Watching for Keira - Almost Nightly
It's not that her role is transcendant, or her performance electric. The former is unimportant, the latter merely spirited. But Knightley is trying - she's working the scant material. Which is more than can be said for Johnny Depp, a fine actor collecting a massive paycheck, or Orlando Bloom, a tepid actor also collecting the aforementioned lucre. Depp reprises his role as Captain Jack Sparrow - and I use reprise in the loosest sense. His first portrayal was interesting, a fascinating study in his art. In the last two - filmed together in massive Hollywood bloat - are merely copies. And Bloom, almost as pretty as Knightley, is half her talent as an actor.
One of the British Navy men said of Jack Sparrow, Ã¢â‚¬Å“Do you think he plans all this out, or just makes it up as he goes along?Ã¢â‚¬Â or words to that effect. I couldnÃ¢â‚¬â„¢t help but feel that way about the script. It was all well done, but some of it seemed to be plotting and twists of convenience.
The Moviegoer is even tougher:

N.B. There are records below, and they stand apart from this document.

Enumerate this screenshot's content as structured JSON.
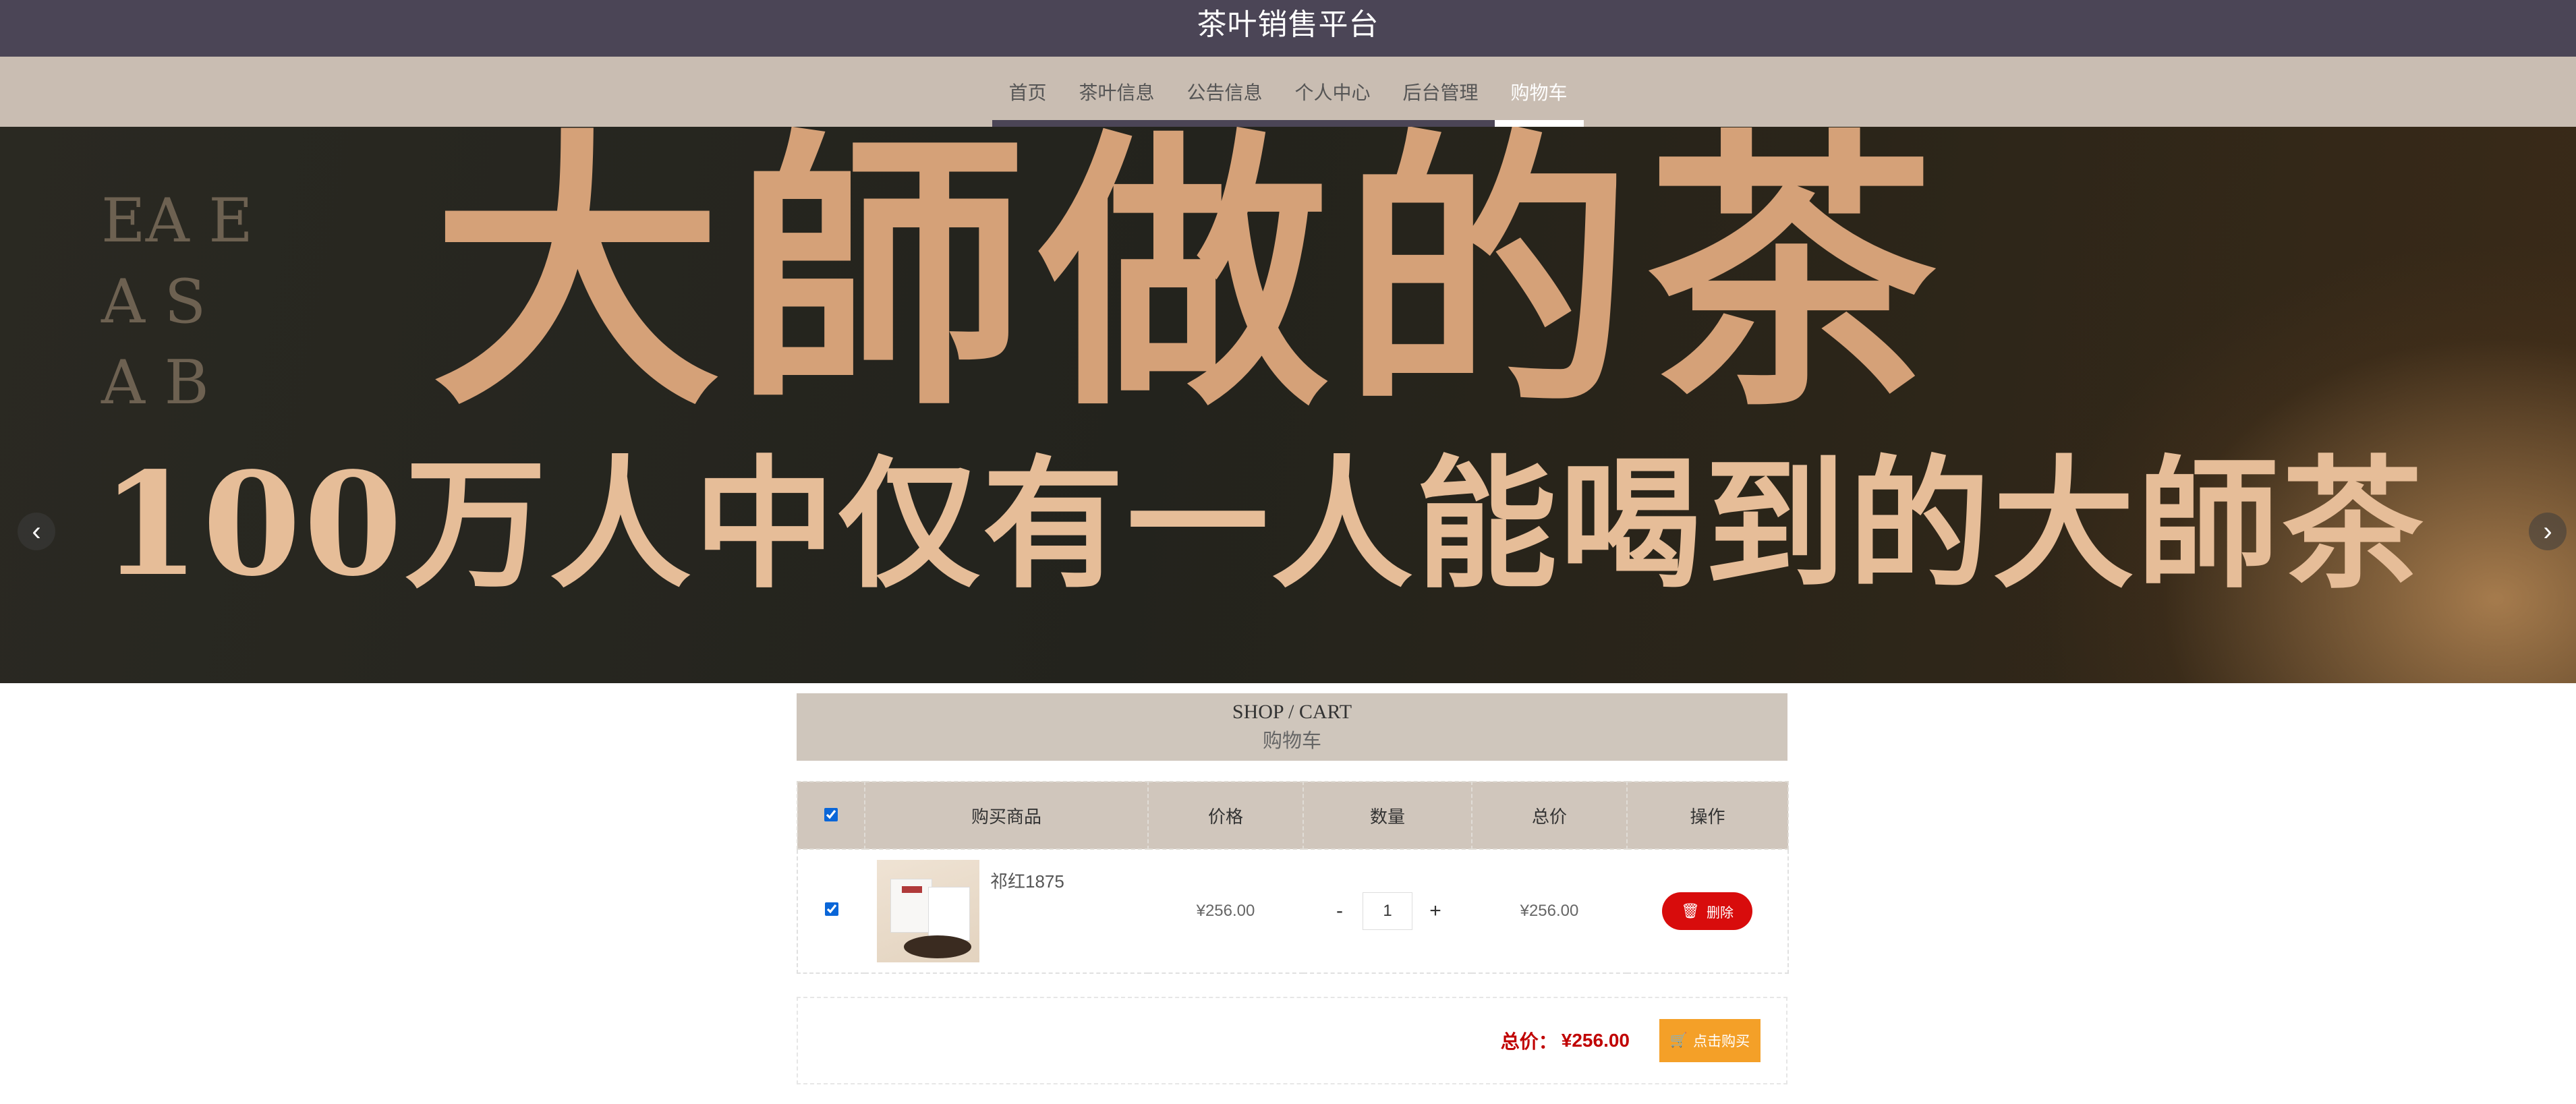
{
  "header": {
    "title": "茶叶销售平台"
  },
  "nav": {
    "items": [
      {
        "label": "首页"
      },
      {
        "label": "茶叶信息"
      },
      {
        "label": "公告信息"
      },
      {
        "label": "个人中心"
      },
      {
        "label": "后台管理"
      },
      {
        "label": "购物车"
      }
    ],
    "active_index": 5
  },
  "banner": {
    "headline": "大師做的茶",
    "subline": "100万人中仅有一人能喝到的大師茶",
    "vertical_text": "EA E A S A B",
    "prev_icon": "chevron-left-icon",
    "next_icon": "chevron-right-icon",
    "slide_count": 3,
    "active_slide": 1
  },
  "section": {
    "title_en": "SHOP / CART",
    "title_zh": "购物车"
  },
  "cart": {
    "columns": [
      "购买商品",
      "价格",
      "数量",
      "总价",
      "操作"
    ],
    "select_all_checked": true,
    "items": [
      {
        "name": "祁红1875",
        "price": "¥256.00",
        "quantity": "1",
        "total": "¥256.00",
        "delete_label": "删除",
        "checked": true
      }
    ],
    "qty_minus": "-",
    "qty_plus": "+"
  },
  "summary": {
    "label": "总价：",
    "amount": "¥256.00",
    "buy_label": "点击购买"
  },
  "colors": {
    "topbar": "#4b4556",
    "navbar": "#c9bdb2",
    "delete": "#d80c0c",
    "buy": "#f4a028",
    "price_total": "#c00000"
  }
}
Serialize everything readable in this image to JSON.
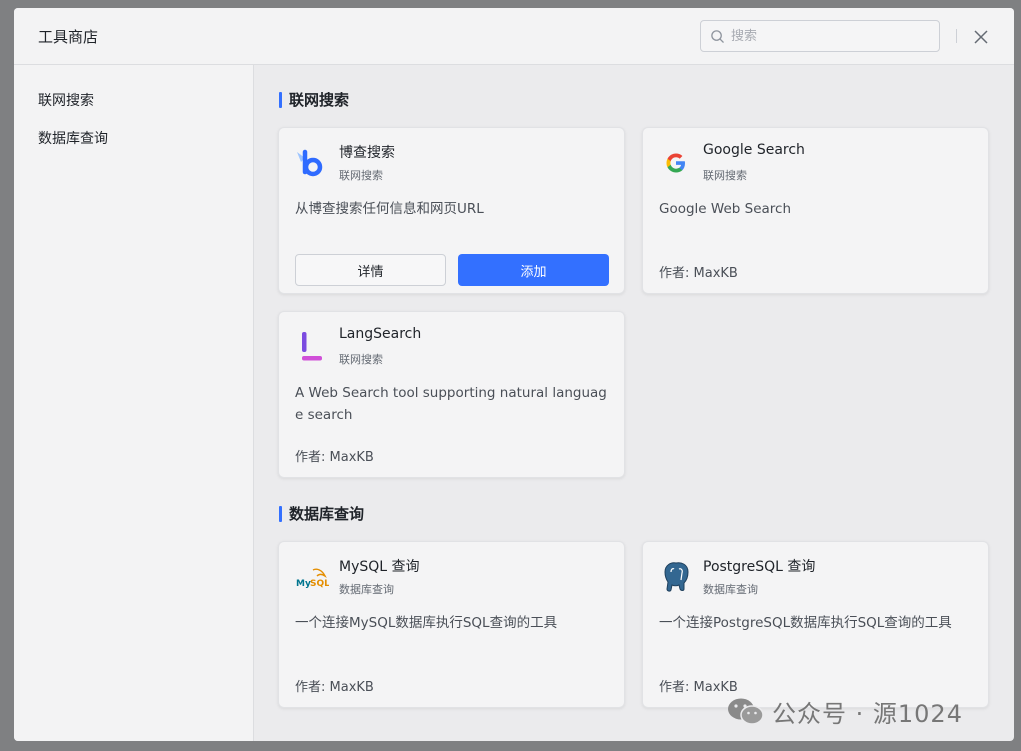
{
  "dialog": {
    "title": "工具商店",
    "search": {
      "placeholder": "搜索",
      "value": ""
    }
  },
  "sidebar": {
    "items": [
      {
        "label": "联网搜索"
      },
      {
        "label": "数据库查询"
      }
    ]
  },
  "sections": [
    {
      "title": "联网搜索",
      "cards": [
        {
          "name": "博查搜索",
          "category": "联网搜索",
          "description": "从博查搜索任何信息和网页URL",
          "detail_label": "详情",
          "add_label": "添加",
          "icon": "bocha-logo-icon"
        },
        {
          "name": "Google Search",
          "category": "联网搜索",
          "description": "Google Web Search",
          "author": "作者: MaxKB",
          "icon": "google-logo-icon"
        },
        {
          "name": "LangSearch",
          "category": "联网搜索",
          "description": "A Web Search tool supporting natural language search",
          "author": "作者: MaxKB",
          "icon": "langsearch-logo-icon"
        }
      ]
    },
    {
      "title": "数据库查询",
      "cards": [
        {
          "name": "MySQL 查询",
          "category": "数据库查询",
          "description": "一个连接MySQL数据库执行SQL查询的工具",
          "author": "作者: MaxKB",
          "icon": "mysql-logo-icon"
        },
        {
          "name": "PostgreSQL 查询",
          "category": "数据库查询",
          "description": "一个连接PostgreSQL数据库执行SQL查询的工具",
          "author": "作者: MaxKB",
          "icon": "postgresql-logo-icon"
        }
      ]
    }
  ],
  "watermark": {
    "text": "公众号 · 源1024"
  },
  "colors": {
    "accent": "#3370ff",
    "overlay": "#7f8082",
    "dialog_bg": "#ebebed",
    "card_bg": "#f4f4f5"
  }
}
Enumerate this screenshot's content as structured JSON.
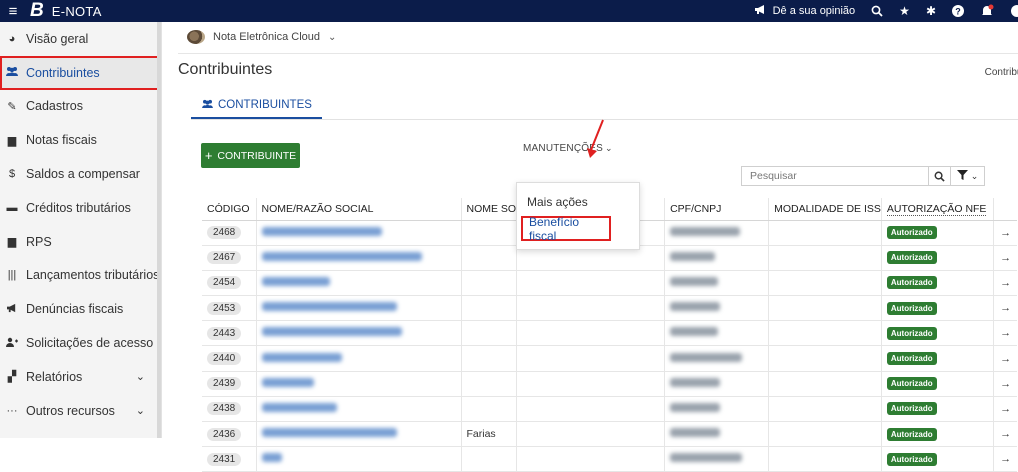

...the swelling budgets of the two sequels, and especially the increasing reliance on CGI Ã¢â‚¬Å“spectacle,Ã¢â‚¬Â have crushed pretty much all the joy and spontaneity out of this series. They donÃ¢â‚¬â„¢t even stage a simple lighthearted swordfight in these movies anymore; itÃ¢â‚¬â„¢s all about giant sea monsters and half-man, half-fish mutants now. DeppÃ¢â‚¬â„¢s still around, but now heÃ¢â‚¬â„¢s off in the margins of the film, amusing himself and nobody else.
No, the movie is Knightley's. - such as it is. She fights the unfollowable plot, the insane overuse of CGI, and the lame dialogue admirably. It's a mere bywater (well-paying) to what I suspect may well be a fine career. She broke through in Bend It Like Beckham, and owned Pride and Prejudice. She's 22 years old and may well have a run not unlike Katherine Hepburn, who she resembles in body type if not in delivery and cool remove.
On to the finest performance: that of Keith Richards as Jack Sparrow's father. It is brief and perfectly brought off, even featuring a little light lute playing by the Rolling Stone. Keith clearly enjoys the role and it's well-written for him - evidence of some writing craft in a movie otherwise devoid of it. For his two minutes or so of total screen time, the review is simple: I laughed, I cried, I ate some popcorn.